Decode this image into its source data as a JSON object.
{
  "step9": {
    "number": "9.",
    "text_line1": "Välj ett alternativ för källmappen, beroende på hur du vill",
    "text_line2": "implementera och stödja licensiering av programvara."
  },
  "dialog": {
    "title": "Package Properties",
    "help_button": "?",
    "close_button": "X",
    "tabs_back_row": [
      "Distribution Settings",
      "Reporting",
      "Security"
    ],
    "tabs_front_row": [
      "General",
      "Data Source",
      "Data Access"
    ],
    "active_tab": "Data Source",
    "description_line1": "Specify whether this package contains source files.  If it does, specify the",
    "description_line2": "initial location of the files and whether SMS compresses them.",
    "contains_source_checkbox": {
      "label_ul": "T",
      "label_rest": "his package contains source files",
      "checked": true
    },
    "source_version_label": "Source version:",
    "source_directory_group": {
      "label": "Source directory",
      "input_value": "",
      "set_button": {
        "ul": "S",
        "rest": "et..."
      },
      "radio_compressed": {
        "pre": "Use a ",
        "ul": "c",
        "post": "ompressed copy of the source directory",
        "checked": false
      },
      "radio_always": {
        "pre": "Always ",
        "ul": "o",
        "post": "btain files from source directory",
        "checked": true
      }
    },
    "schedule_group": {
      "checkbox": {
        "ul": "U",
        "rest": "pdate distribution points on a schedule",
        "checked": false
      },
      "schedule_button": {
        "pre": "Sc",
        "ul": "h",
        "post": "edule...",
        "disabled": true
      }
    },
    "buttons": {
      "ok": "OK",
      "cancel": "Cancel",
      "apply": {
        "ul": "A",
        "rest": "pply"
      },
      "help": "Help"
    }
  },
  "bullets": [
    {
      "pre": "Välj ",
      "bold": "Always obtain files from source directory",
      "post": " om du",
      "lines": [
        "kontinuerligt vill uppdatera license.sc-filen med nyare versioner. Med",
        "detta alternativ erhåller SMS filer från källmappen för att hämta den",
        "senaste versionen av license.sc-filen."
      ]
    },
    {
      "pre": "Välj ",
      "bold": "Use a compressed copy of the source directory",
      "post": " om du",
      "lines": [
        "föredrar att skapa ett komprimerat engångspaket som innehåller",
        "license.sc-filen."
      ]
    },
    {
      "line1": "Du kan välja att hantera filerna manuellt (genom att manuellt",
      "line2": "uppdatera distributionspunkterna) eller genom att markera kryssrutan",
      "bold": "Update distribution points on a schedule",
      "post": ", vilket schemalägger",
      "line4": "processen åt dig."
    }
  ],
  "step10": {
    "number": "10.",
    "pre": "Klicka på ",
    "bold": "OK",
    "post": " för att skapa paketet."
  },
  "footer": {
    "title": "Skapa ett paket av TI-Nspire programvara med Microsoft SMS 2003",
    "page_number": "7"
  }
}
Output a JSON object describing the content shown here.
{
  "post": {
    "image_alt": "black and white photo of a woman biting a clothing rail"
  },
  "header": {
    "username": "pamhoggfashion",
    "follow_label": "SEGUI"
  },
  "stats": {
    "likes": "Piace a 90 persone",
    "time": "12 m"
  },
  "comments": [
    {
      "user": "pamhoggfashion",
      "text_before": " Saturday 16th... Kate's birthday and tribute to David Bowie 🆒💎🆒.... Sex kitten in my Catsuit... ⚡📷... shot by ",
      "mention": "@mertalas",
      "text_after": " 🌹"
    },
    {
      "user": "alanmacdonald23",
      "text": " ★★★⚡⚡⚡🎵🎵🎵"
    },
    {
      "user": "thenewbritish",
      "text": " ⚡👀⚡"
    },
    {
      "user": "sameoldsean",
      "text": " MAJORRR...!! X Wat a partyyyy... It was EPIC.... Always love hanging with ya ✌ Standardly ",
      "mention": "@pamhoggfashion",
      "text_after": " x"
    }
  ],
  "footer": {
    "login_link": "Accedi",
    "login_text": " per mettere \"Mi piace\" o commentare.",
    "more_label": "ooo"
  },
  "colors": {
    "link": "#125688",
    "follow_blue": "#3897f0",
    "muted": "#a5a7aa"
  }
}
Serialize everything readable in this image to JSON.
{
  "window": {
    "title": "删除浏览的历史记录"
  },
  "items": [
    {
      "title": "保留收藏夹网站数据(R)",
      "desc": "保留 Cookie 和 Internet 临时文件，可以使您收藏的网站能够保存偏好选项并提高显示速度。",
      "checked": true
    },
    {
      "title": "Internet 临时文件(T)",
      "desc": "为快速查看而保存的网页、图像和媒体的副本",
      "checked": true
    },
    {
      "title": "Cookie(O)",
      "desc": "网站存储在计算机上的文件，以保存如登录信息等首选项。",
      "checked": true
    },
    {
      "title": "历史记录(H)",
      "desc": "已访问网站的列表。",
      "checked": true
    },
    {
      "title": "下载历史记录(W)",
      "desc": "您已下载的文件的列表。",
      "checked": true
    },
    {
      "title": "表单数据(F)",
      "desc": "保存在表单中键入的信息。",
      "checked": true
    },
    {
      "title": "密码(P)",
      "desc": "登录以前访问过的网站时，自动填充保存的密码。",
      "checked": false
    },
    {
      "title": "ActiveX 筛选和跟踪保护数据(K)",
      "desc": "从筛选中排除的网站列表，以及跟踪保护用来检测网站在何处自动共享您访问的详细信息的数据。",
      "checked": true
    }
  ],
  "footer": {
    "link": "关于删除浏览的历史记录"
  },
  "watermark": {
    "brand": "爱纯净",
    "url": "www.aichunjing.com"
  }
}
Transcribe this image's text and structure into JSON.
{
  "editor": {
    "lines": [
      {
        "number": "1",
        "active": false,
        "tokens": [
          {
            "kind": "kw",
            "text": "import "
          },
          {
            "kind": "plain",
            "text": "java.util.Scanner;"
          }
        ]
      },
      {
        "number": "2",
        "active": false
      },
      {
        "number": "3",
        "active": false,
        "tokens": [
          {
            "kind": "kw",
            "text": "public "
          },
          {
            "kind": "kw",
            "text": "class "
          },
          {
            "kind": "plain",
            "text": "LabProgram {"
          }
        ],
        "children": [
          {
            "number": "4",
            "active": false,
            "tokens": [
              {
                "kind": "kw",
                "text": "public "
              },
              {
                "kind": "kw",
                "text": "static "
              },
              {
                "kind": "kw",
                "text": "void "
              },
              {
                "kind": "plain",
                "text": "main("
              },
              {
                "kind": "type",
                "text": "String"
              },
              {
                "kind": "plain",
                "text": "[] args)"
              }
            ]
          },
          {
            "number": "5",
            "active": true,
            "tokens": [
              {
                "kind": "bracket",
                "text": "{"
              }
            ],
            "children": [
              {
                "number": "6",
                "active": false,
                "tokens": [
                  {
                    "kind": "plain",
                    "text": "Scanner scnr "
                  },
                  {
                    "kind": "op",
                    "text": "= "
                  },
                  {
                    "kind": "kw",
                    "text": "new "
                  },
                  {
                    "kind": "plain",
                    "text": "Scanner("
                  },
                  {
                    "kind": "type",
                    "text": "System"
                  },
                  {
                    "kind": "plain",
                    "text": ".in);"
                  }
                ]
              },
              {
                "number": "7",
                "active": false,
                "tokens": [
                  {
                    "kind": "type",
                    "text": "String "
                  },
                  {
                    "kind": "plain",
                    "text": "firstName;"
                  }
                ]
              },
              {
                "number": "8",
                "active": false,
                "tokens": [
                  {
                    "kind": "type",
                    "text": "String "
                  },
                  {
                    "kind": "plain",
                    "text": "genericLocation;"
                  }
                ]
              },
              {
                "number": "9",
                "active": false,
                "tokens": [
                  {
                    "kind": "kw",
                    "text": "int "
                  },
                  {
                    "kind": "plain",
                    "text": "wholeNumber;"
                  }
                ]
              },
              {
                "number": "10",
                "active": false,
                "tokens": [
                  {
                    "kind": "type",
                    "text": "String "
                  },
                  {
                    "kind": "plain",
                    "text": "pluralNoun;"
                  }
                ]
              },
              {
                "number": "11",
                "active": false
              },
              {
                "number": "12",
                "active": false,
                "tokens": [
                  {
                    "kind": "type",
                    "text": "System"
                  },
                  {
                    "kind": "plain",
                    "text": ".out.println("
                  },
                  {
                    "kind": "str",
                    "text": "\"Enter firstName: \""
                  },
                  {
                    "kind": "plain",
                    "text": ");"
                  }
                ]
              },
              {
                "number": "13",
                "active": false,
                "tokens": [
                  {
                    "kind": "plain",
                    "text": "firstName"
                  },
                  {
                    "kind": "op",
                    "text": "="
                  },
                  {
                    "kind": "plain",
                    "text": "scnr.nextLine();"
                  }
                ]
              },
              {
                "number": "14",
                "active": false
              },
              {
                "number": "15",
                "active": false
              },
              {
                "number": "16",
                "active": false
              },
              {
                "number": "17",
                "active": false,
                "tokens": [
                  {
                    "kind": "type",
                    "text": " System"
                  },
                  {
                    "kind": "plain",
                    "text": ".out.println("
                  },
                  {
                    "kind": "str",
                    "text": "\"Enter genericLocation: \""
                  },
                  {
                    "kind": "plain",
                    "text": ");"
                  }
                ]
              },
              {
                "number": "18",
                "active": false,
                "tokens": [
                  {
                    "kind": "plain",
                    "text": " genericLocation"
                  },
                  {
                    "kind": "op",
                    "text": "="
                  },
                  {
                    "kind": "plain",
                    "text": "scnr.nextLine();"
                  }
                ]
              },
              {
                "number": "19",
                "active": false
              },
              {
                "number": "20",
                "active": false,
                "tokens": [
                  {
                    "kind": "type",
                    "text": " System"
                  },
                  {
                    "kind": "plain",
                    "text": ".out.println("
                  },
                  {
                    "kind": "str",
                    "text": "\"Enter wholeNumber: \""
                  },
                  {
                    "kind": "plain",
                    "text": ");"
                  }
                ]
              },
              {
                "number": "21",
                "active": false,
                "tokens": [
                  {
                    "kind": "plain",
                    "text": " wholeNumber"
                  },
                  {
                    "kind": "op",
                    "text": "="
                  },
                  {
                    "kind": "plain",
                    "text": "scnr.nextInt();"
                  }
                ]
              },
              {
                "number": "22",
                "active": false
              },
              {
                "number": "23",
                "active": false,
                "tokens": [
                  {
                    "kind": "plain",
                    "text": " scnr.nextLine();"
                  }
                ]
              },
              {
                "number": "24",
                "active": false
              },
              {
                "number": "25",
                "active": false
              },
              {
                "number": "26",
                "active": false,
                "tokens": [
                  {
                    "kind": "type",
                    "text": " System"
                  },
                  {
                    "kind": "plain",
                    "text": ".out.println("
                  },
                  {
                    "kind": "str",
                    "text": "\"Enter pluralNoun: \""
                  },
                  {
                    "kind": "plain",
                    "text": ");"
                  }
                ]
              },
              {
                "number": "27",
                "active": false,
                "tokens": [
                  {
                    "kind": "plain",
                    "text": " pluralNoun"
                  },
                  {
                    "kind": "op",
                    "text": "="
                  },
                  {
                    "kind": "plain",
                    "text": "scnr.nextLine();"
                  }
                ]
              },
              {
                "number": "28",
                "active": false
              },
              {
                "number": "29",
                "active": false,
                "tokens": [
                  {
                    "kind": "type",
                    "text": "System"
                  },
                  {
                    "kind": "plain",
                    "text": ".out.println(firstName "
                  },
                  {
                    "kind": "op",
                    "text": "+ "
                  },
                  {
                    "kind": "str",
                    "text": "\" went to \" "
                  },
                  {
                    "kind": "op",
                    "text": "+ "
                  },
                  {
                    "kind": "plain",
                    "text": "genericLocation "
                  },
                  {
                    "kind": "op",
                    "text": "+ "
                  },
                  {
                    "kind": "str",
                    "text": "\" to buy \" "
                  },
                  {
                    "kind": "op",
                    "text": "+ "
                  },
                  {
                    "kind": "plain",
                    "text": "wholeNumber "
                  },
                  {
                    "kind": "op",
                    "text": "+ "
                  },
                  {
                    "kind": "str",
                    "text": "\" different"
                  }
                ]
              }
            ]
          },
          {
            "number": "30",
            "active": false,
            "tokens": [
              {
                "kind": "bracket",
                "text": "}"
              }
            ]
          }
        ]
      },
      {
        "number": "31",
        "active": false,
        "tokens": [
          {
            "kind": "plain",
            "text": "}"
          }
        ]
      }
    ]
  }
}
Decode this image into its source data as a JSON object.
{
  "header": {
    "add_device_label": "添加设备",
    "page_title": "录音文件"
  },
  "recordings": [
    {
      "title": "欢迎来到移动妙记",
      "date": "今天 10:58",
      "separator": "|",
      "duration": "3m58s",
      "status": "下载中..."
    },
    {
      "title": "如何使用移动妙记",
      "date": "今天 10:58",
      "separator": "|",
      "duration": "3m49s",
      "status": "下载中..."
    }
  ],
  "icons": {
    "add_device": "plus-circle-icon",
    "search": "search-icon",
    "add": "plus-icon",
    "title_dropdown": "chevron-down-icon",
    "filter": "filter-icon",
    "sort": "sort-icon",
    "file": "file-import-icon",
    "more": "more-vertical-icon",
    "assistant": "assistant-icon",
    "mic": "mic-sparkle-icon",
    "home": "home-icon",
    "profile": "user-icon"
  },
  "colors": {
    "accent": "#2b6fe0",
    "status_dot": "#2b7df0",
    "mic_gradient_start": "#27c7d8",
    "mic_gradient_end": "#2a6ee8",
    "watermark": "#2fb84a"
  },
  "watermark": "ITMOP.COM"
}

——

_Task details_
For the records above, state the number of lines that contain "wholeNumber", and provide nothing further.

_Result of this exercise_
4